All good stuff and made up for the lack of migrants............................

21 Aug 2012

Autumn passage

An early morning this morning as I took the opportunity of being woken  by my Granddaughter to make a pre-work dash to Hilbre where I joined Derek for a couple of hours.

It soon became obvious there weren't many grounded migrants apart fro ma single Willow Warbler in the Obs garden and the first few rounds of the Heligolands were blank. A couple of Willow Warblers were eventually caught but there was lots else to keep us amused.

Firstly a Great White  Egret was picked up by Degs flying behind Middle whilst we were at the north end. We followed it as it flew over the West Hoyle Bank towards Flint / Connahs Quay. A Great Grip Back.

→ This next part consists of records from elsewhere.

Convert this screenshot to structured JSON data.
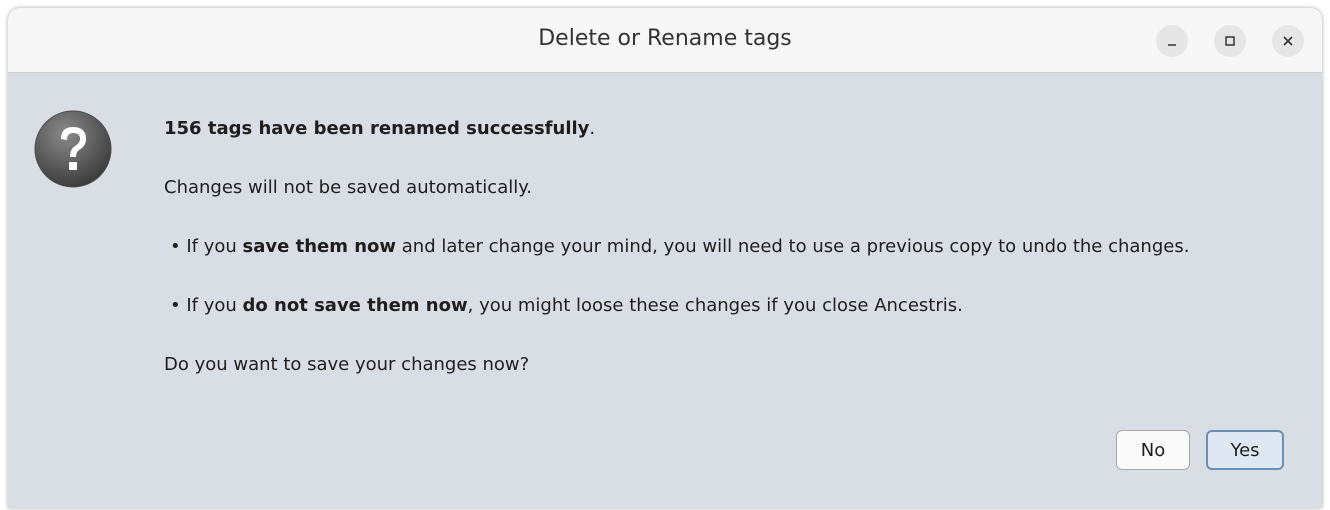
{
  "window": {
    "title": "Delete or Rename tags",
    "controls": {
      "minimize": "minimize-icon",
      "maximize": "maximize-icon",
      "close": "close-icon"
    }
  },
  "dialog": {
    "icon": "question-icon",
    "line1": {
      "bold": "156 tags have been renamed successfully",
      "after": "."
    },
    "line2": "Changes will not be saved automatically.",
    "line3": {
      "before": "• If you ",
      "bold": "save them now",
      "after": " and later change your mind, you will need to use a previous copy to undo the changes."
    },
    "line4": {
      "before": "• If you ",
      "bold": "do not save them now",
      "after": ", you might loose these changes if you close Ancestris."
    },
    "line5": "Do you want to save your changes now?"
  },
  "buttons": {
    "no": "No",
    "yes": "Yes"
  },
  "colors": {
    "dialog_bg": "#d9dde4",
    "titlebar_bg": "#f7f7f7",
    "default_button_border": "#6a8fb4"
  }
}
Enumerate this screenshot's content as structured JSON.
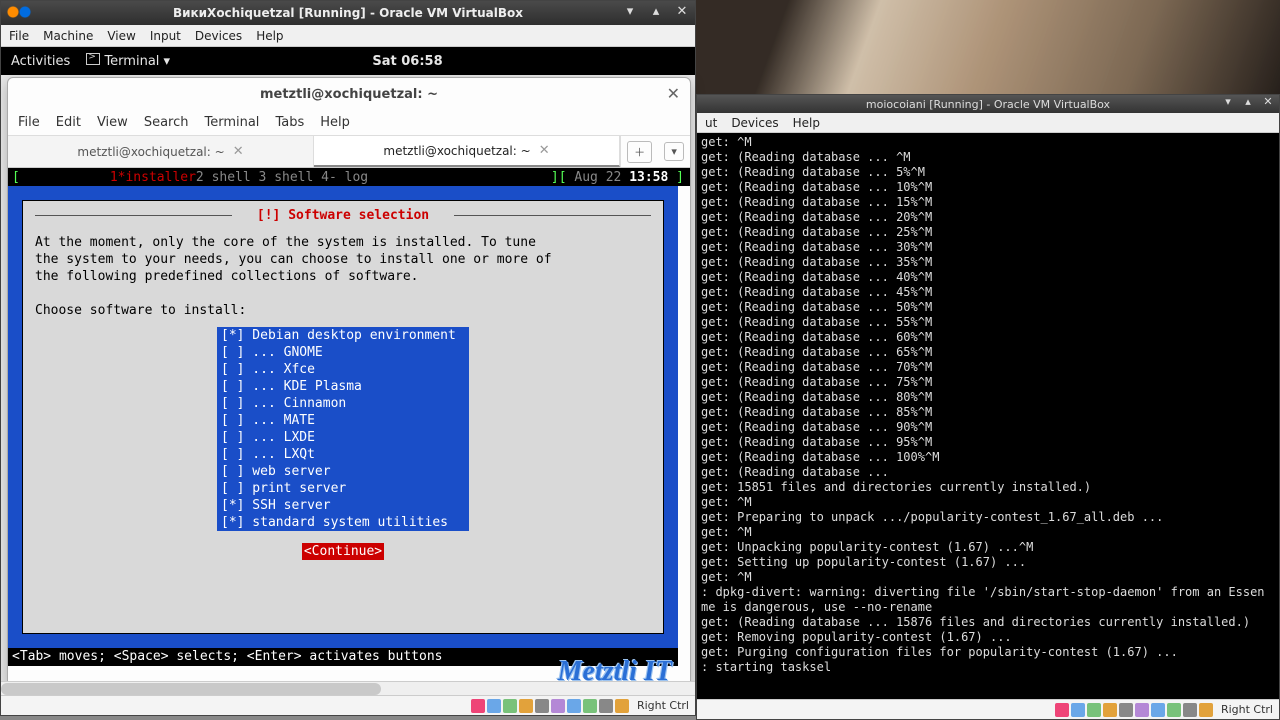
{
  "left": {
    "window_title": "ВикиXochiquetzal [Running] - Oracle VM VirtualBox",
    "vb_menu": [
      "File",
      "Machine",
      "View",
      "Input",
      "Devices",
      "Help"
    ],
    "gnome": {
      "activities": "Activities",
      "app": "Terminal ▾",
      "clock": "Sat 06:58"
    },
    "term": {
      "title": "metztli@xochiquetzal: ~",
      "menu": [
        "File",
        "Edit",
        "View",
        "Search",
        "Terminal",
        "Tabs",
        "Help"
      ],
      "tabs": [
        "metztli@xochiquetzal: ~",
        "metztli@xochiquetzal: ~"
      ],
      "active_tab": 1,
      "screen_bar": {
        "left_bracket": "[",
        "session": "1*installer",
        "others": "  2 shell  3 shell  4- log",
        "right_bracket": "][",
        "date": " Aug 22 ",
        "time": "13:58",
        "end": " ]"
      },
      "dialog": {
        "title": "[!] Software selection",
        "text": "At the moment, only the core of the system is installed. To tune\nthe system to your needs, you can choose to install one or more of\nthe following predefined collections of software.\n\nChoose software to install:",
        "options": [
          {
            "mark": "*",
            "label": "Debian desktop environment"
          },
          {
            "mark": " ",
            "label": "... GNOME"
          },
          {
            "mark": " ",
            "label": "... Xfce"
          },
          {
            "mark": " ",
            "label": "... KDE Plasma"
          },
          {
            "mark": " ",
            "label": "... Cinnamon"
          },
          {
            "mark": " ",
            "label": "... MATE"
          },
          {
            "mark": " ",
            "label": "... LXDE"
          },
          {
            "mark": " ",
            "label": "... LXQt"
          },
          {
            "mark": " ",
            "label": "web server"
          },
          {
            "mark": " ",
            "label": "print server"
          },
          {
            "mark": "*",
            "label": "SSH server"
          },
          {
            "mark": "*",
            "label": "standard system utilities"
          }
        ],
        "continue": "<Continue>"
      },
      "help_line": "<Tab> moves; <Space> selects; <Enter> activates buttons",
      "watermark": "Metztli IT"
    },
    "statusbar": {
      "host_key": "Right Ctrl"
    }
  },
  "right": {
    "window_title": "moiocoiani [Running] - Oracle VM VirtualBox",
    "vb_menu_tail": [
      "ut",
      "Devices",
      "Help"
    ],
    "log_lines": [
      "get: ^M",
      "get: (Reading database ... ^M",
      "get: (Reading database ... 5%^M",
      "get: (Reading database ... 10%^M",
      "get: (Reading database ... 15%^M",
      "get: (Reading database ... 20%^M",
      "get: (Reading database ... 25%^M",
      "get: (Reading database ... 30%^M",
      "get: (Reading database ... 35%^M",
      "get: (Reading database ... 40%^M",
      "get: (Reading database ... 45%^M",
      "get: (Reading database ... 50%^M",
      "get: (Reading database ... 55%^M",
      "get: (Reading database ... 60%^M",
      "get: (Reading database ... 65%^M",
      "get: (Reading database ... 70%^M",
      "get: (Reading database ... 75%^M",
      "get: (Reading database ... 80%^M",
      "get: (Reading database ... 85%^M",
      "get: (Reading database ... 90%^M",
      "get: (Reading database ... 95%^M",
      "get: (Reading database ... 100%^M",
      "get: (Reading database ... ",
      "get: 15851 files and directories currently installed.)",
      "get: ^M",
      "get: Preparing to unpack .../popularity-contest_1.67_all.deb ...",
      "get: ^M",
      "get: Unpacking popularity-contest (1.67) ...^M",
      "get: Setting up popularity-contest (1.67) ...",
      "get: ^M",
      ": dpkg-divert: warning: diverting file '/sbin/start-stop-daemon' from an Essen",
      "me is dangerous, use --no-rename",
      "get: (Reading database ... 15876 files and directories currently installed.)",
      "get: Removing popularity-contest (1.67) ...",
      "get: Purging configuration files for popularity-contest (1.67) ...",
      ": starting tasksel"
    ],
    "statusbar": {
      "host_key": "Right Ctrl"
    }
  }
}
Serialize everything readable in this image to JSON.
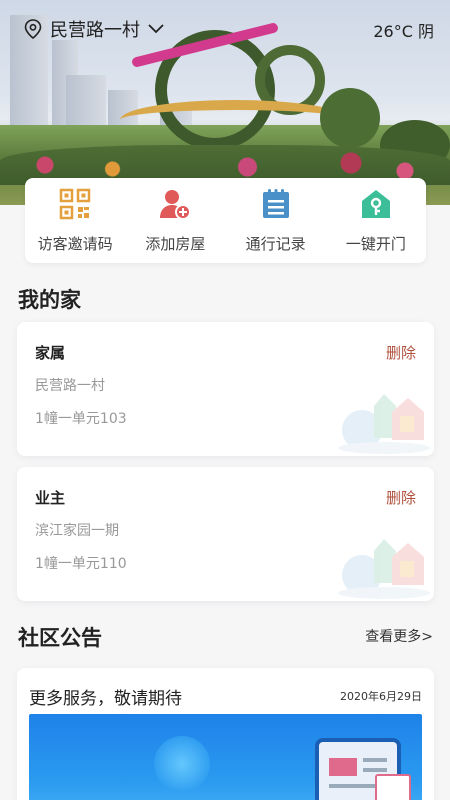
{
  "header": {
    "location": "民营路一村",
    "weather": "26°C 阴"
  },
  "quick_actions": [
    {
      "label": "访客邀请码",
      "icon": "qr-code-icon",
      "color": "#e3a03c"
    },
    {
      "label": "添加房屋",
      "icon": "add-person-icon",
      "color": "#e05a5a"
    },
    {
      "label": "通行记录",
      "icon": "notepad-icon",
      "color": "#4a90c8"
    },
    {
      "label": "一键开门",
      "icon": "home-key-icon",
      "color": "#3cbf98"
    }
  ],
  "my_home": {
    "title": "我的家",
    "cards": [
      {
        "role": "家属",
        "delete_label": "删除",
        "community": "民营路一村",
        "unit": "1幢一单元103"
      },
      {
        "role": "业主",
        "delete_label": "删除",
        "community": "滨江家园一期",
        "unit": "1幢一单元110"
      }
    ]
  },
  "notices": {
    "title": "社区公告",
    "more_label": "查看更多>",
    "items": [
      {
        "title": "更多服务，敬请期待",
        "date": "2020年6月29日"
      }
    ]
  },
  "colors": {
    "delete": "#b0503c",
    "accent_blue": "#2a9af0"
  }
}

Next up was a stunning summer plumaged Grey Plover in the gutter along the east side - the  first of the 'autumn'.

Small numbers of Dunlin & Ringed Plover were also moving through in flocks and there was a good passage of Swallows - most of them bizarrely heading north.

Just as we were packing up to leave I spotted a familiar shape on the ragwort by the pond and a quick view through the binoculars confirmed it was  juvenile Whinchat! It moved from thee pond to the south end where it perched up and gave brilliant views from the Obs garden.

20 Aug 2012

Not much birding....

Not much birding recently due to the arrival from Australia for a three weeks stay of my daughter, son-in-law and our 7 month old Granddaughter  - she is absolutely adorable and its going to be very hard waving them goodbye at the end of the month.

A few local walks pushing the baby with the camera slung underneath hasn't produced much but the warmer weather has meant more insects which has been keeping the local hirundines happy

Hobby's have seemingly bred nearby as the large number of hawking hirundines attracted the attention of a juvenile.

A trip to Somerset to see the Great Grandparents enabled me to catch up with the four long staying White Storks just down the road as well as Cirl Buntings just across the border in Devon.A  fishing trip into Lyme Bay was enlivened by Balearic Shearwater and Storm Petrel even if we struggled to catch enough mackerel for tea!

10 Aug 2012

Fault barring.

Ringed a few House Sparrows in the garden this week and several of the juveniles had obvious fault barring on the tail. A sign that the adults have struggled to find food to feed the youngsters durign the horrible wet summmer we've had. Fault barring is a sign of stress during feather devlopment and is normally associated with a lack of food restricting growth.

House Sparrows undertake a complete post juvenile moult so hopefully the recnt better spell of weather will ensure these youngsters have enough food to grow a decent set of feathers!

Not much else around locally but return passage seems to have started with the odd Willow Warbler and Chiffchaff by the pond and a Green Sandpiper on a flooded field margin.

5 Aug 2012

Esophageal diverticulum

Just got back from a week in sunny (very!) Majorca. Not much birding done but a bit to much eating and drinking with the occasional forays into the sea for a bit of diving. A few birds seen though with the highlight being a flock of around 10 Audoins Gulls (with young) on a rocky headland south of Cala D'Or. The pines surrounding the beaches were full of Sardinian Warblers and the hotel grounds teemed with Spotted Flycatchers. I took this photo a few weeks back but had forgotten it was on my phone until I came to download some holiday photo's this morning. It shows a young Linnet on Hilbre with seeds stored in an esophageal diverticulum at the back of its neck!

I know other finches, such as Redpolls, have such an adaptation to enable them to store seeds to digest at their leisure later but it s the first time I've seen it in a Linnet. The esophageal diverticulum is a specialised 'pocket' of the midthroat that is used to store additional seeds and allows the birds to
make the most of a locally abundant food supply. In this case it looks as if its seeds from grasses or sorrel.

Amazing stuff.